Creep Feeding Considerations for 2015
As late summer pasture conditions begin to diminish and forage supply is no longer adequate to maximize pre-weaning gains, cow-calf producers begin to ask the annual question “should I creep feed my calves?” For most commercial operations, the answer is typically “it depends.” Many factors go in to making the decision of whether or not to creep feed calves including forage resource availability, whether or not ownership is retained in the feedlot, current feed costs, and feeder calf price.
In a majority of production situations, forage resources begin to diminish in late summer. This leaves cows with less energy above maintenance for milk production. This reduction in milk production, coupled with the subsequent reduction in forage available for calves, directly reduces the available feed resources for calves and will decrease pre-weaning performance. In these situations, creep feed can be used to fill this nutritional gap and improve gains. While pasture conditions have been better than average this summer, most producers will still realize an increase in pounds weaned with creep feeding their calves.
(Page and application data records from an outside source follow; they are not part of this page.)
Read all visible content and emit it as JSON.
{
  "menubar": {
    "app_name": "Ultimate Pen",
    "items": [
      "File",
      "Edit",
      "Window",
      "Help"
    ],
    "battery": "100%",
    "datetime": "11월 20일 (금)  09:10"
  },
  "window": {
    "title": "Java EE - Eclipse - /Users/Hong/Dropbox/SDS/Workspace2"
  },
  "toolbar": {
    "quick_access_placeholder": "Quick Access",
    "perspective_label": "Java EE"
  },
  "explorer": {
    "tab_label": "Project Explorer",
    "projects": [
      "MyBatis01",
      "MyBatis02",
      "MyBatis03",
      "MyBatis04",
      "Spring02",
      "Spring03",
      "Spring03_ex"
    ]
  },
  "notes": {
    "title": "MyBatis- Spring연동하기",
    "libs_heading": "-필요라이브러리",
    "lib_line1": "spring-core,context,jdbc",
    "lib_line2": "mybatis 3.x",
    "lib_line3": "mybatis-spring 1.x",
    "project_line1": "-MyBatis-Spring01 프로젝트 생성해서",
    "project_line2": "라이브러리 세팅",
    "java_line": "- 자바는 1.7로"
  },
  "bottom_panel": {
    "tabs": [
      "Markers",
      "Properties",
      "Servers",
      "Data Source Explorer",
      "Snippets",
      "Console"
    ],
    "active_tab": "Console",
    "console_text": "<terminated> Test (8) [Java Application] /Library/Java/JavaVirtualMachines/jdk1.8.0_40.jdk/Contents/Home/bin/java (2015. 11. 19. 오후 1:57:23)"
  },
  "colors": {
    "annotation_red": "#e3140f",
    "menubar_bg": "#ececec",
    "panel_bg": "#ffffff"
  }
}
Creep feeding has been shown to have benefits beyond simply adding pre-weaning pounds. Upon entering the feedlot, creep fed calves have been shown to have increased feed intakes and subsequent gains than their non-creep fed counterparts. In addition, these calves have already been exposed to a bunk type feeding situation, making them less naïve and more able to be transitioned to bunk feeding than non-creep fed calves. Moreover, creep fed calves have been shown to have greater marbling scores and quality grades at harvest. While this may not offer a direct benefit if ownership is not retained, buyers who understand these benefits may seek out creep fed calves and offer a greater price for them.
The factors of feed costs and feeder calf price play complementary roles. Together they determine the value of additional calf weight gain and the net return after feed cost. During times of high feed costs and low calf prices, the cost of feed may outweigh the increased calf sales price. This leaves producers with little to no incentive to creep feed. However, when calf prices are near record high levels and feed costs are relatively moderate (such as the present), the net return on creep feeding may be quite large.
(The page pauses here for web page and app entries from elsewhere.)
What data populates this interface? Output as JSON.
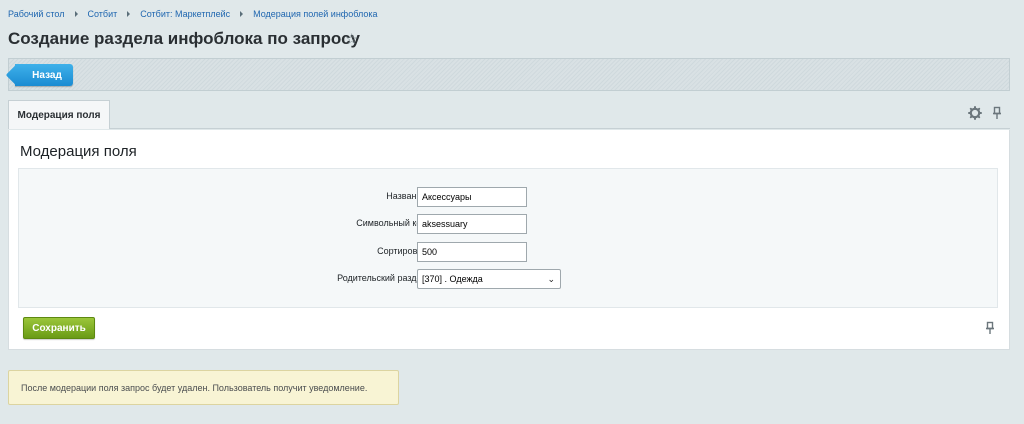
{
  "breadcrumb": [
    "Рабочий стол",
    "Сотбит",
    "Сотбит: Маркетплейс",
    "Модерация полей инфоблока"
  ],
  "page": {
    "title": "Создание раздела инфоблока по запросу"
  },
  "toolbar": {
    "back_label": "Назад"
  },
  "tabs": [
    {
      "label": "Модерация поля"
    }
  ],
  "form": {
    "section_title": "Модерация поля",
    "fields": {
      "name": {
        "label": "Название:",
        "value": "Аксессуары"
      },
      "code": {
        "label": "Символьный код:",
        "value": "aksessuary"
      },
      "sort": {
        "label": "Сортировка:",
        "value": "500"
      },
      "parent": {
        "label": "Родительский раздел:",
        "value": "[370] . Одежда"
      }
    },
    "save_label": "Сохранить"
  },
  "notice": {
    "text": "После модерации поля запрос будет удален. Пользователь получит уведомление."
  },
  "colors": {
    "accent": "#1a8bd2",
    "save": "#7aa81f",
    "link": "#2067b0"
  }
}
The type of creep feed used will also play a role in this return. While low protein and poorly fortified creep feeds may offer the lowest cost per ton, they may not offer the lowest cost of gain due to poor conversion efficiency (some as low as 10-15:1). High protein, properly fortified creep feeds such as Form-A-Feed’s Proficient Calf Creep may come with a bigger price tag, but the improved feed conversion rates they offer can yield a lower cost of gain and enhanced return on investment versus the competition. (Click here for details). In addition, high protein creep feeds will yield a more lean gain than low protein creep feeds. The result is less fleshy calves in the sale ring which will fetch a higher price.
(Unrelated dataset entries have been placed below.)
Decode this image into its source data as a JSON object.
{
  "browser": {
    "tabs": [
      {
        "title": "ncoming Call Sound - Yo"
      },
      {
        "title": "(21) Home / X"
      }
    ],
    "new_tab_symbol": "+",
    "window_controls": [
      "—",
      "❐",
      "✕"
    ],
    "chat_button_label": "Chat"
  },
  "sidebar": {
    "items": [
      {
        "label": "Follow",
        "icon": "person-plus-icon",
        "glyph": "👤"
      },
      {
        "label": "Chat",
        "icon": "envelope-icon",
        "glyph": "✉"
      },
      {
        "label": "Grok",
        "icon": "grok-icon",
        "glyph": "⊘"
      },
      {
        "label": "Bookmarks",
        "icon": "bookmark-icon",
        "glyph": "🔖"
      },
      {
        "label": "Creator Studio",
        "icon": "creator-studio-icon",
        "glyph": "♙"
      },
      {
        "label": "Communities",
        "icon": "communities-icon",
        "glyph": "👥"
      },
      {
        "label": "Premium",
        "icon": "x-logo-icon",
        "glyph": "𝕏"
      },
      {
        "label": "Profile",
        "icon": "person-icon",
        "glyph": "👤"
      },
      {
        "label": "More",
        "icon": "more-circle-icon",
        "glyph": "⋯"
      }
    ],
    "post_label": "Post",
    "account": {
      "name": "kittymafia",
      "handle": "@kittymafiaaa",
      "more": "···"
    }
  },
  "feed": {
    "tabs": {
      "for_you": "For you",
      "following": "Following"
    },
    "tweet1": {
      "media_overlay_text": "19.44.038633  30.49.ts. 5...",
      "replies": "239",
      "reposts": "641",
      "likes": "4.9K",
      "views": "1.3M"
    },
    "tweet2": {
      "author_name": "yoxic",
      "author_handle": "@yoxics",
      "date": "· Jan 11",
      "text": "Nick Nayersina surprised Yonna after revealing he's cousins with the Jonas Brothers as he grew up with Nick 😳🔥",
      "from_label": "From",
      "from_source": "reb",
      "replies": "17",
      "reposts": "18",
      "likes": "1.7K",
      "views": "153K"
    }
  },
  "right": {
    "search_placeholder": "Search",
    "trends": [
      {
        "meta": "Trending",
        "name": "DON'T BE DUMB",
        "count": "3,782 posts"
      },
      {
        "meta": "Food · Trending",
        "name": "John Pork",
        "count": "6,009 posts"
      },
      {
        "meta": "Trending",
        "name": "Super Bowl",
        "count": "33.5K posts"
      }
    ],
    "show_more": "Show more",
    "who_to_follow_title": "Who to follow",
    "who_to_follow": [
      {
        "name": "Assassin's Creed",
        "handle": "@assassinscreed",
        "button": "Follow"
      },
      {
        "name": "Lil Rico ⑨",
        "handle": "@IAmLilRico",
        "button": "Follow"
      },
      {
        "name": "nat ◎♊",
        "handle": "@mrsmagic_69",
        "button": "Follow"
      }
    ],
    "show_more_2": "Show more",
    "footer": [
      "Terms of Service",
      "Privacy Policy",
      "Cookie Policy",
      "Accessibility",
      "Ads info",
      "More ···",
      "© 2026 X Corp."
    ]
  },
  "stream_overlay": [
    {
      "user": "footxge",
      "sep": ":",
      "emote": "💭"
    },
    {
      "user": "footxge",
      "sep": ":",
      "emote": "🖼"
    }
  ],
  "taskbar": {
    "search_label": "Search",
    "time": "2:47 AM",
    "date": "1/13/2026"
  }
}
Contact your Form-A-Feed beef representative about creep feeding strategies and to discuss how Proficient Calf Creep can help you to maximize your calves’ potential and your bottom line.